Forwarding rate: It is vital to keep an eye on the email sharing rate or forwarding rate metric. Forwarding rate determines the relevancy of your email and also the number of new users you can generate. Hence, it becomes one of the important metrics to track.
ROI: There are many ways to calculate ROI and it depends what you want to achieve from your business. On a simpler level, it is a factor of all your investments and the profit you made from it.
Measurement and analytics is critical for an intelligent email marketing strategy. Data driven decisions hardly go wrong.
“By the end of 2018, worldwide mobile email users are expected to total over 2.2 billion”. — The Radicati Group “Email Statistics Report, 2014–2018”
The growth of mobile as a means of email communication has been nothing short of tremendous.
According to Emailmonday, Mobile email opens have grown by 180%. So, if you are a modern day marketer without a clear mobile first strategy for email marketing, then you are missing out on a lot of leads, customers and added ROI.
With a mobile-friendly email, you ensure consistent communication across devices. A mobile friendly email is tailored to mobile and has elements stacked up in a manner that creates better experiences.
Some of the key elements include shorter copy, using a larger font size and having a distinct call to action .
Here’s a great infographic by Salesforce that highlights key mobile-friendly elements that should be part of your next email.
Clearly, marketers have taken notice. Which is why an average user receives about 121 emails per day.
So the next time you send an email, make sure your business stands out by practicing smarter and intelligent email marketing. Today it isn’t just a best practice, it is necessary for a successful marketing strategy.

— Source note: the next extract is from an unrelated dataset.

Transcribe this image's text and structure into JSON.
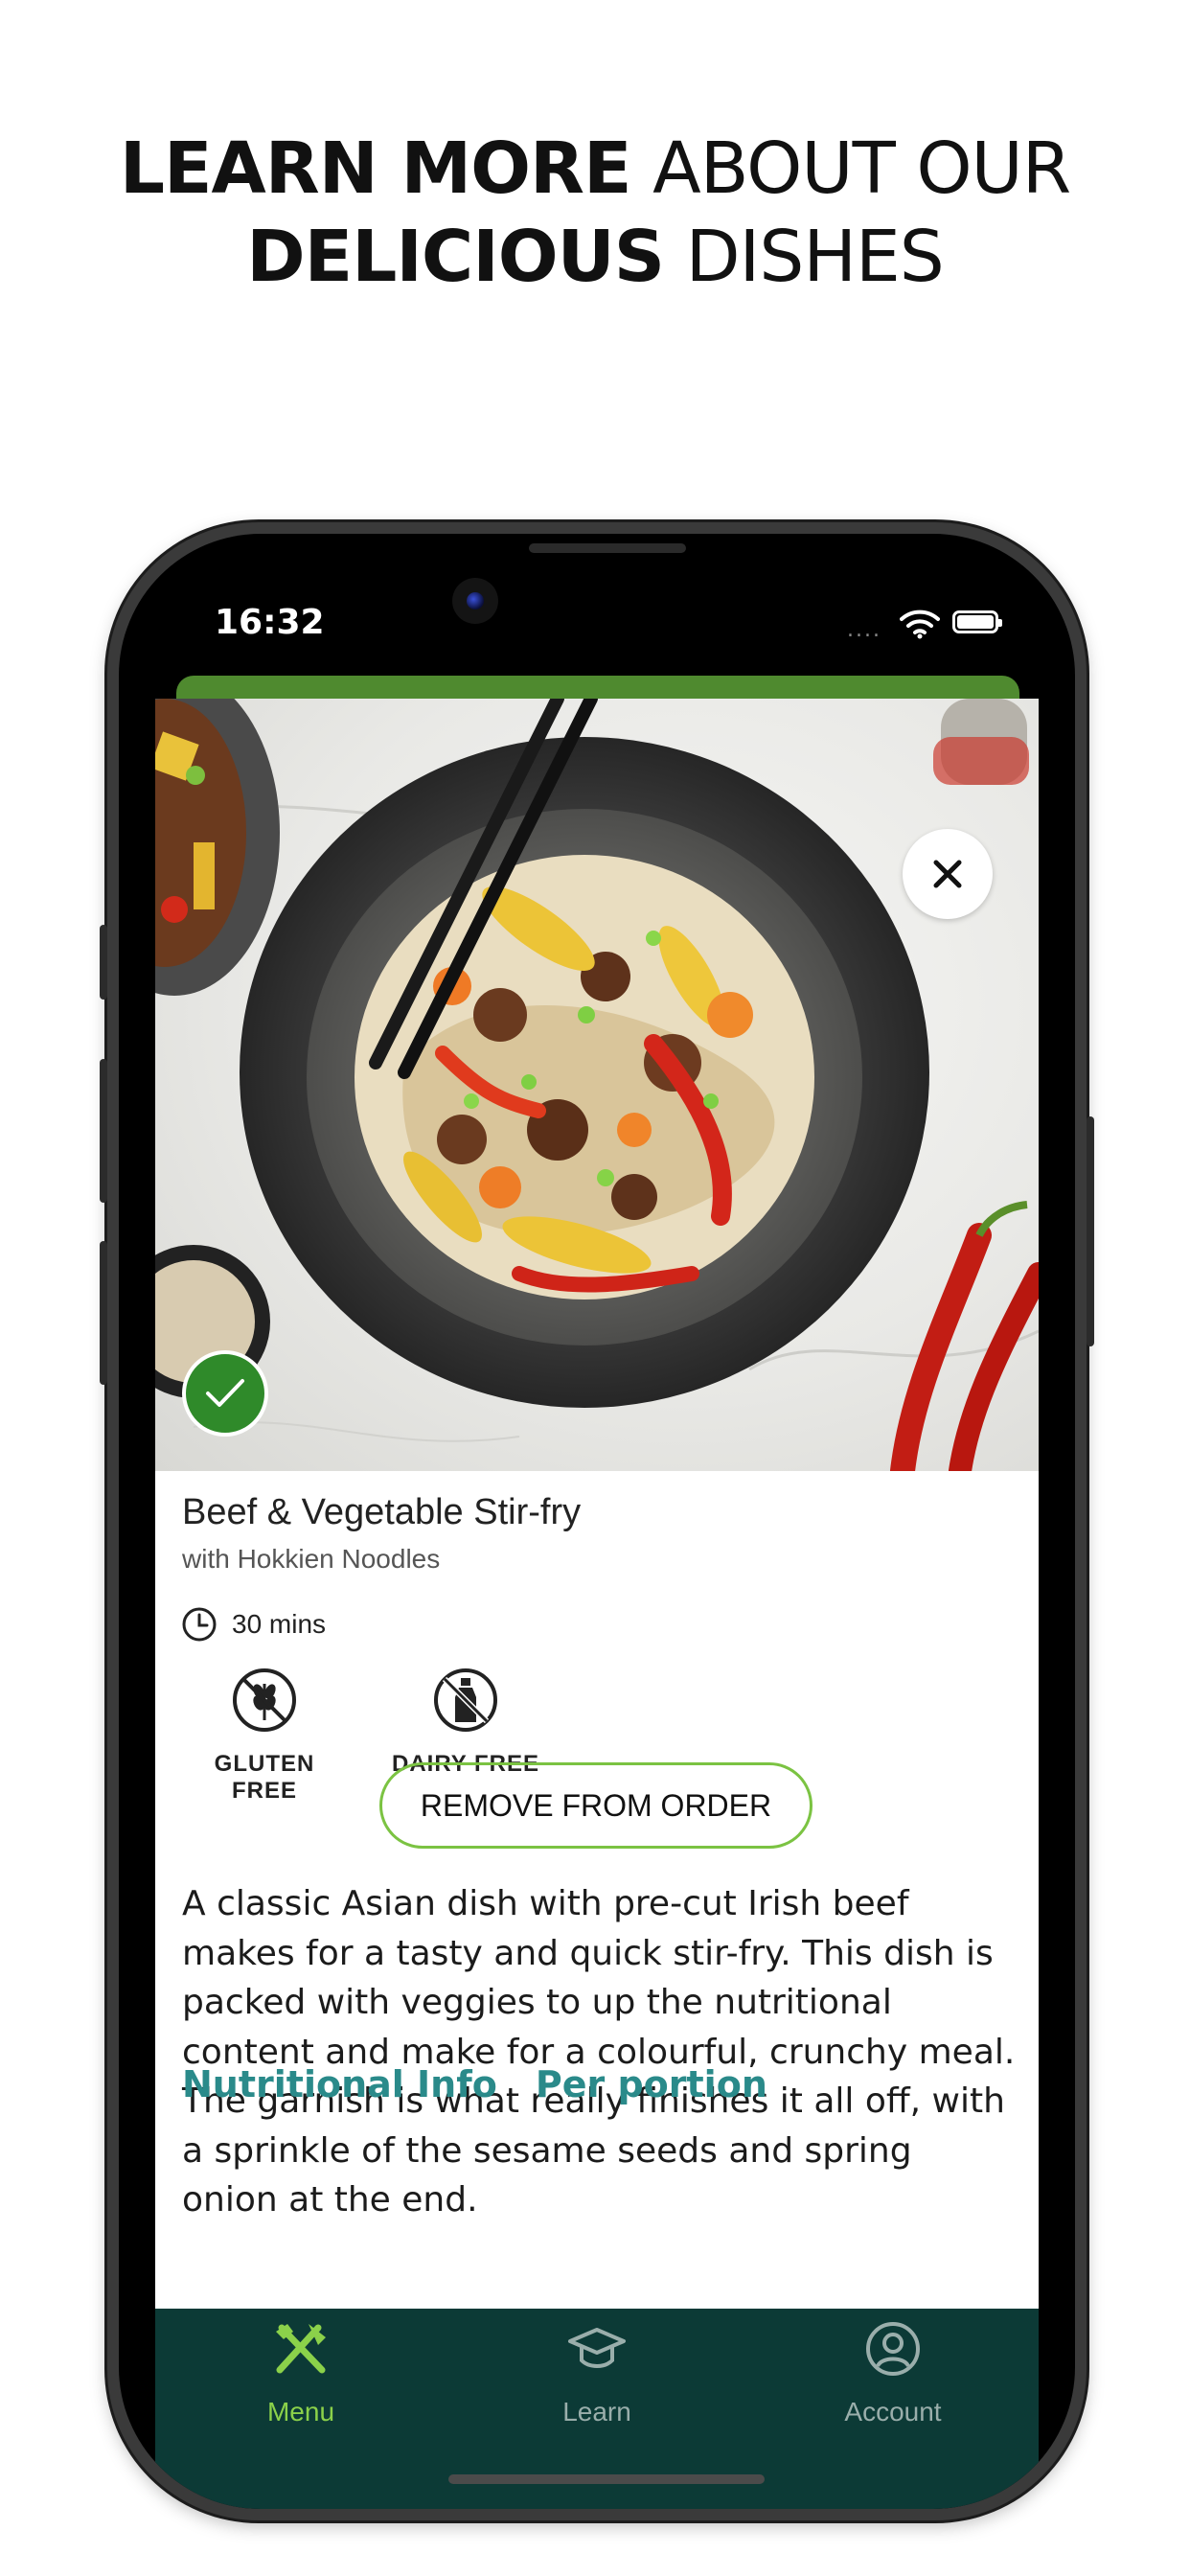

This article was originally published on Mailigen — a ridiculously awesome email marketing platform for all your business needs.